Exercise goal »
Retrieve each line that contains the word "KADER" from the entries below.

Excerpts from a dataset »

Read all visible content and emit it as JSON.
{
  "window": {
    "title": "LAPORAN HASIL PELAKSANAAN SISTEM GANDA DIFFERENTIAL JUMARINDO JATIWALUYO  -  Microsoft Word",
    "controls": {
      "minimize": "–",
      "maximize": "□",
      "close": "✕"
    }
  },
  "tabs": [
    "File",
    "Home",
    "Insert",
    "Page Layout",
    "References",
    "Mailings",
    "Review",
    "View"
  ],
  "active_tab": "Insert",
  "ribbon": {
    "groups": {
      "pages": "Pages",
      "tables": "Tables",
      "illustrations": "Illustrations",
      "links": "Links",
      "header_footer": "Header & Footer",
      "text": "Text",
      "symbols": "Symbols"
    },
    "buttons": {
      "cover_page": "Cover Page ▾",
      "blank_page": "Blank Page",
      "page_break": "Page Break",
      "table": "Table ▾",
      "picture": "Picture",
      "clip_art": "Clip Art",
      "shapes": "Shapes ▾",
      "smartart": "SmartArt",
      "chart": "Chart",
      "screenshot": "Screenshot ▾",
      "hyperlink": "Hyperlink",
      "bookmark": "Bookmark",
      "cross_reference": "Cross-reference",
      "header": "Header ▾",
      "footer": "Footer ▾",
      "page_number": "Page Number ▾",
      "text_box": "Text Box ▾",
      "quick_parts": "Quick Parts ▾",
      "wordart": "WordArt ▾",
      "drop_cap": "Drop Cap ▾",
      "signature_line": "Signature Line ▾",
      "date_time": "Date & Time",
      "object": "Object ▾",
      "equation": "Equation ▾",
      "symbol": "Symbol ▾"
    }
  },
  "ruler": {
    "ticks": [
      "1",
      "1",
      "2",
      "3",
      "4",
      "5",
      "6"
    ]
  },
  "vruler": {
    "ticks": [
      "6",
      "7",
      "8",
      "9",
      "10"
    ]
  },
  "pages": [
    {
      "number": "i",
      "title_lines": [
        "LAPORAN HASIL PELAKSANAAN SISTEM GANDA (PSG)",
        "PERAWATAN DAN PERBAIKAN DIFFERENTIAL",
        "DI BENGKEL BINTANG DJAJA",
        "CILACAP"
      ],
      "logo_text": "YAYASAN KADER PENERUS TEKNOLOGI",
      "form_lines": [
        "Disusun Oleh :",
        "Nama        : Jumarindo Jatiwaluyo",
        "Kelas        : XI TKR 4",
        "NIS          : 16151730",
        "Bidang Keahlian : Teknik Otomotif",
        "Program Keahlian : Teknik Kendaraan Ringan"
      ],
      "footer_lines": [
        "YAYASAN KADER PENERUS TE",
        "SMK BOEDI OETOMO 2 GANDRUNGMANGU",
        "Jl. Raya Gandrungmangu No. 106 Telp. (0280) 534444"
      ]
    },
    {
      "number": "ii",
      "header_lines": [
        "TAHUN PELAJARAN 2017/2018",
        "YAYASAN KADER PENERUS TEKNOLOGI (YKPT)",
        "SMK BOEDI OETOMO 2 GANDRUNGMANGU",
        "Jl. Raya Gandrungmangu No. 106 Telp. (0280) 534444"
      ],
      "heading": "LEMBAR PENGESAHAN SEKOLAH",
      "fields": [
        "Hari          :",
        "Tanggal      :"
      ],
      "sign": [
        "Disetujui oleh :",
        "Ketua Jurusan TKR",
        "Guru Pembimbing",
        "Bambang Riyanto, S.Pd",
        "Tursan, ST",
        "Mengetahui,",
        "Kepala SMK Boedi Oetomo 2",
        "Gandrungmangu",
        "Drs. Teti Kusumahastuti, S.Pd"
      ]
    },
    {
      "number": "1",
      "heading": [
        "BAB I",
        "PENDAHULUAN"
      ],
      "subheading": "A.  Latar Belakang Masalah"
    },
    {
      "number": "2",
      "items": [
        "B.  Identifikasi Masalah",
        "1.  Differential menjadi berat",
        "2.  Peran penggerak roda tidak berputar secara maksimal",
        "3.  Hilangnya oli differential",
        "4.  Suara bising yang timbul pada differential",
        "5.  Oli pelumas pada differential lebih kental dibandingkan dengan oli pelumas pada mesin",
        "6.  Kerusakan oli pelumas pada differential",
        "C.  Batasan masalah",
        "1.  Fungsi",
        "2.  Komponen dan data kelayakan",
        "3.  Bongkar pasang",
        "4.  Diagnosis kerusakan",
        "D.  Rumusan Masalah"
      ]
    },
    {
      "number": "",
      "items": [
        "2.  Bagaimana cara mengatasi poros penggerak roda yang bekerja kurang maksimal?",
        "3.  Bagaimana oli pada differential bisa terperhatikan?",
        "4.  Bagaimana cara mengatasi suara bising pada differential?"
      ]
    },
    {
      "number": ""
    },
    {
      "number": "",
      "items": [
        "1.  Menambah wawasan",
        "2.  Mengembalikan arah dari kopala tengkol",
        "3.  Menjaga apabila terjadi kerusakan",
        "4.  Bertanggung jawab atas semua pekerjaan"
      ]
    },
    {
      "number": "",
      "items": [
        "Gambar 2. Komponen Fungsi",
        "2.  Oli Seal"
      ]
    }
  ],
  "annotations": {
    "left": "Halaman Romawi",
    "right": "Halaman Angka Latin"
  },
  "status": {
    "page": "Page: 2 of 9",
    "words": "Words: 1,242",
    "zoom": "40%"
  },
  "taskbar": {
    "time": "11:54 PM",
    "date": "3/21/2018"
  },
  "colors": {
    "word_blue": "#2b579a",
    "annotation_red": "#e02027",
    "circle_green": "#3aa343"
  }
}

Result of the exercise »
      "logo_text": "YAYASAN KADER PENERUS TEKNOLOGI",
        "YAYASAN KADER PENERUS TE",
        "YAYASAN KADER PENERUS TEKNOLOGI (YKPT)",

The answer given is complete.